Records from a data collection
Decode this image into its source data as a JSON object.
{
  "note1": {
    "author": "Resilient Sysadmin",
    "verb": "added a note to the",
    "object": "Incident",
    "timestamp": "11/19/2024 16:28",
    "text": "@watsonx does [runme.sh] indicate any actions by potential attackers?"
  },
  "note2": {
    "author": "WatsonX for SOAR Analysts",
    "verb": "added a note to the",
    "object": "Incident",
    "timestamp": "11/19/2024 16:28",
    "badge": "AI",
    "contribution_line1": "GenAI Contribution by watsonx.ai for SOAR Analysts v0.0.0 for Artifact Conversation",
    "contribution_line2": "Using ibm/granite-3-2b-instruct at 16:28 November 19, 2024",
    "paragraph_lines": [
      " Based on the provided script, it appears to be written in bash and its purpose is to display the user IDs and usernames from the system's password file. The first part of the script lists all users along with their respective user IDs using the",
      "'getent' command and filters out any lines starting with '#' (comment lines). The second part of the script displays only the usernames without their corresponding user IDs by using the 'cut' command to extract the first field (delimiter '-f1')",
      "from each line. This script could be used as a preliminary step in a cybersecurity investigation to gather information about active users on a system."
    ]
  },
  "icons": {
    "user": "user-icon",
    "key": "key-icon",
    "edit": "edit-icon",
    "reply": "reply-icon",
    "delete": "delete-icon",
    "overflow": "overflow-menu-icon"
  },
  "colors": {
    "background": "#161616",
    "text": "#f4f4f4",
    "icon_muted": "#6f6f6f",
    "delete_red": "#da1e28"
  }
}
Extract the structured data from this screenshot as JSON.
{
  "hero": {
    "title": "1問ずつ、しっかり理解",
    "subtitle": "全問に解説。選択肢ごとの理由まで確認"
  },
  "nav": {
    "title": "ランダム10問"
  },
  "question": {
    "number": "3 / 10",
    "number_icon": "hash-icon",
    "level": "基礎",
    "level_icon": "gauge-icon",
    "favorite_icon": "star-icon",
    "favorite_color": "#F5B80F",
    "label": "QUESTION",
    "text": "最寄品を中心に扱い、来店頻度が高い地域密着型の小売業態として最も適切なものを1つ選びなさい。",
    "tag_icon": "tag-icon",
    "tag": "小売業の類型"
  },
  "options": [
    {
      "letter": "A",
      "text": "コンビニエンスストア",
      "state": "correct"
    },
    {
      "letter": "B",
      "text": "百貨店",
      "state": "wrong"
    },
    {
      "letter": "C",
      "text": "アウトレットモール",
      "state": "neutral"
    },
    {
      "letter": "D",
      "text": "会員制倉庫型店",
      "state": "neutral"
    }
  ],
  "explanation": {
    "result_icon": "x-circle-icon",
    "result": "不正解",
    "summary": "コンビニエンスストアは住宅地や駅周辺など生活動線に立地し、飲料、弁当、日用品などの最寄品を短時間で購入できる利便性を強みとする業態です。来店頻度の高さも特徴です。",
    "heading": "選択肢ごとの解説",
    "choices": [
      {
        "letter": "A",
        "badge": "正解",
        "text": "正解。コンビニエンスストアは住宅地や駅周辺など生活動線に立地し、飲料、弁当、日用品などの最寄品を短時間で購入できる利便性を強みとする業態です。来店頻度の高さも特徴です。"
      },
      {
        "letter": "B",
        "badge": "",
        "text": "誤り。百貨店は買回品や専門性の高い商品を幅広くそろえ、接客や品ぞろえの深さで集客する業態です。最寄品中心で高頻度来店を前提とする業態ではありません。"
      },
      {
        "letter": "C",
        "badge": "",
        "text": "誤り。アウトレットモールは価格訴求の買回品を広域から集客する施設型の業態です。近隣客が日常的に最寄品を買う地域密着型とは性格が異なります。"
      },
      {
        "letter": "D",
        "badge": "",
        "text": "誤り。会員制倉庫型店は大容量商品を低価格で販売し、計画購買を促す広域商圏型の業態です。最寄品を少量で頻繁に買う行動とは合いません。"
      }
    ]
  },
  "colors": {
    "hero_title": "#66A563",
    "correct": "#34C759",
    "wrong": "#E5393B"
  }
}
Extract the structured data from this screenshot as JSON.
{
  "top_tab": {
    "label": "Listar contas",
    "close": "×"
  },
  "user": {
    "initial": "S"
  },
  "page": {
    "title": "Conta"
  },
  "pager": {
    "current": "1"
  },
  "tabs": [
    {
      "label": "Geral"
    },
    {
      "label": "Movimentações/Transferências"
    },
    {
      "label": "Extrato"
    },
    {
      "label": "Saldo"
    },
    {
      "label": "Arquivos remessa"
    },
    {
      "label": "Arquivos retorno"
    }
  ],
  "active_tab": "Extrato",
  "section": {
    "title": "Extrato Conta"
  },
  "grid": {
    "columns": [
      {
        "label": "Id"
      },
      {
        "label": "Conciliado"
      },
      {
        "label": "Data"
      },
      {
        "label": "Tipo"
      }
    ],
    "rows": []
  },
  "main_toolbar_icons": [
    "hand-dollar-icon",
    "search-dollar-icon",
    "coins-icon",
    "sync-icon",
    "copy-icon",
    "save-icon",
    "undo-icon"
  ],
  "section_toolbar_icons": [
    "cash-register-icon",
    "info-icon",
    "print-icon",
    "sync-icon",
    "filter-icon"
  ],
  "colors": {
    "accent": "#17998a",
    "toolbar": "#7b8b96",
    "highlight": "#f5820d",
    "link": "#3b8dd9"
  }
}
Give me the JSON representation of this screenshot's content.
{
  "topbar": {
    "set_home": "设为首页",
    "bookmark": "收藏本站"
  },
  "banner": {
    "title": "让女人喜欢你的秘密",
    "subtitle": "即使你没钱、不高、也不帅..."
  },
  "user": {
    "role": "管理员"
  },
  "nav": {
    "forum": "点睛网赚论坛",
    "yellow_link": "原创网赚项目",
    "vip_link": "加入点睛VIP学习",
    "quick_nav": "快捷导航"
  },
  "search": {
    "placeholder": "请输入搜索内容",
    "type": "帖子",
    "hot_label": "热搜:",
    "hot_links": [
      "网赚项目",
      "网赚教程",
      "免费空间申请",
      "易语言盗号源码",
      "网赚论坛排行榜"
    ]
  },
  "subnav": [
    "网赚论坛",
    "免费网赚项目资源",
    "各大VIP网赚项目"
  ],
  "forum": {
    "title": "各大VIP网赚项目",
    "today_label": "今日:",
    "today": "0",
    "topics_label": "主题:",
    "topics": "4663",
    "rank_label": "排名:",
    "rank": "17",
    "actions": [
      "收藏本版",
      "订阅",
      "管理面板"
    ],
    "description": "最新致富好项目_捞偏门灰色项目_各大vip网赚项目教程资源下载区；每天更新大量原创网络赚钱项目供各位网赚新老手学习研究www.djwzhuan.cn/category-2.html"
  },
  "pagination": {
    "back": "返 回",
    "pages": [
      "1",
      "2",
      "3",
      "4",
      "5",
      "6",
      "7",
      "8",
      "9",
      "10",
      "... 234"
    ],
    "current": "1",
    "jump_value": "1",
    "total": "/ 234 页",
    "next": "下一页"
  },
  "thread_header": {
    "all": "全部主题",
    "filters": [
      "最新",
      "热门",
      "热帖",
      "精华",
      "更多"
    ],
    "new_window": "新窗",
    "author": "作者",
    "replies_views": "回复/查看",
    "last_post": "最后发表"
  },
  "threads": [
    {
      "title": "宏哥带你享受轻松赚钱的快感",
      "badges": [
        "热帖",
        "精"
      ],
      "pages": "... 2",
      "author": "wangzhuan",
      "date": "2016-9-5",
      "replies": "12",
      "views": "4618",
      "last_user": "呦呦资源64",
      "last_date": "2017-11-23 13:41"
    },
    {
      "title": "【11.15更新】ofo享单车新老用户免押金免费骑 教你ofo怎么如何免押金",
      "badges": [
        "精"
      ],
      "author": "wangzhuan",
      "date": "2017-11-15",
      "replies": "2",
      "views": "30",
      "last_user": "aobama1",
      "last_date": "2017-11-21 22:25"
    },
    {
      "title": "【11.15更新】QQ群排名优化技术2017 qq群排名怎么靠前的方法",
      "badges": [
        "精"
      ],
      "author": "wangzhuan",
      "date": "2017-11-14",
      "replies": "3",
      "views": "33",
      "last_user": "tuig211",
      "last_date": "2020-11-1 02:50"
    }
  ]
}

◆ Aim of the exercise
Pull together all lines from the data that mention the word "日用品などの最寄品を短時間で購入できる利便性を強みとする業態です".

◆ Solved exercise
    "summary": "コンビニエンスストアは住宅地や駅周辺など生活動線に立地し、飲料、弁当、日用品などの最寄品を短時間で購入できる利便性を強みとする業態です。来店頻度の高さも特徴です。",
        "text": "正解。コンビニエンスストアは住宅地や駅周辺など生活動線に立地し、飲料、弁当、日用品などの最寄品を短時間で購入できる利便性を強みとする業態です。来店頻度の高さも特徴です。"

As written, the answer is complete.